On Day 2, a Saturday, I manage to get the corset on quickly. After a jog through the park, I slip it on and take my son to his Tae Kwon Do class. I notice the corset bulging from my T-shirt and forcing my jeans to slide down. It's a bit annoying, but otherwise I'm fine. I have four hours of waist training ahead and so far so good. I drink two bottles of water and by lunch time, I'm starving and feeling a bit squeezed. I slowly eat a salad, remembering to chew each bite 30 times as Grogan advised.
After four or five bites, I can't eat any more. I feel full. After four hours, I happily slide out of my corset and feel hungry but good. My stomach feels flatter and, psychologically, I don't want to ruin it. I eat some almonds and an apple and feel satisfied. I also avoid wine that night, since Grogan warned that it could spark indigestion when wearing the corset. Instead I drink lots of water and eat a small dinner. I feel great.
The next few days are pretty easy with the corset. I've grown accustomed to slipping it on and getting out of the house. I'm also eating tiny meals and feeling great. My waistline is also smaller. I e-mail Grogan, who says this is only because I've restricted my consumption of food. This is not a permanent situation and I haven't developed a smaller waist in record time. Still, it feels pretty cool. My jeans and dresses feel looser already - or is it my imagination?
By day 5, I'm up to wearing the corset for eight hours. It's a breeze getting it on and I mostly feel OK, but I'm becoming aware of its presence and find myself looking at my watch, thinking "When can I get it off?" Also, I feel a slight discomfort on my left lower pelvic area. It's not exactly a numbness, but it does cause my leg to feel a bit uncomfortable. I soldier on but that night I feel slight leg discomfort during my sleep.
The next morning I dutifully don my corset again, with less enthusiasm. This isn't as easy as I thought. I realize that waist training requires focus and determination. Yes, I feel a bit smaller in the waist but I'm a bit cranky too. After two hours, I decide to take off my corset. Whew! I e-mail Grogan, feeling a bit like a failure, but she cheerfully offers encouragement. I probably laced too tightly and had a bit of nerve reaction in my upper thigh.
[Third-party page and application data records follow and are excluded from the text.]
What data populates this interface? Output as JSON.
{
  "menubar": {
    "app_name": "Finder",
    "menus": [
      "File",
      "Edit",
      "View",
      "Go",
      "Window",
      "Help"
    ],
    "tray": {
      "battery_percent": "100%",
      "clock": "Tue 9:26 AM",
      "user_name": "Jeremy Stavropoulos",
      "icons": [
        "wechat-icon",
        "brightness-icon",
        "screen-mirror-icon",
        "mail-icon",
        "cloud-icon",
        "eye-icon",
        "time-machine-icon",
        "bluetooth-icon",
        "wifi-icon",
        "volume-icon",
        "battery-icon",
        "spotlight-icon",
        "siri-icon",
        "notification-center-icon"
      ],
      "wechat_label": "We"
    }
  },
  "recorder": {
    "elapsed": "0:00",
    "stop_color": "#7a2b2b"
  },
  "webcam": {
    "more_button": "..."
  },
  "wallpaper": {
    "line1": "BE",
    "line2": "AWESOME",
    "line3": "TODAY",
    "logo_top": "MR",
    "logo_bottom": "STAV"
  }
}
She advises that I take off the corset and rest my body for a day or so. I follow her lead and sure enough I'm back to my old self after a one-day break. But, hmmm, maybe it's time for two glasses of wine and pizza now that I'm off the wagon. But can I really throw all that work down the drain? I settle for a small lamb chop at dinner and half a glass of wine.
Hey, I survived six days of waist training … I'm not giving up just yet. Now, where is that doggone corset?
What Does the Medical Community Say About Corsets?
The corset has had a shady past. Around for centuries, many woman suffered deformed organs and fainting spells while wearing them. And still today, doctors and neurologists warn that wearing corsets for long periods can be detrimental to your health.
"If you're wearing a corset 24/7, it can do a couple of things to your body," said Dr. Sara Gottfried, a gynecologist who's been treating women for 20 years. "Namely, it will be squeezing your ribs so much that you can't take a deep breath. Corsets can squish your lungs by 30 to 60 percent, making you breathe like a scared rabbit. They can also put a kink in your organs and cause constipation."
But Gottfriend says that wearing corsets in moderation may be just like wearing high heels. High heels aren't best in terms of your foot health, but in the short-term, they provide a healthy dose of sex appeal.
"If you do want to waist train, be sure you wear the corset only for a short amount of time," she said. "You may want to consult your physician to make sure that your lungs and liver are healthy, and ideally, don't wear a corset until after the age of 21, once the female body is more fully developed."
Learn more about Deborah Roberts' corset experience on "20/20? Friday at 10 p.m. ET.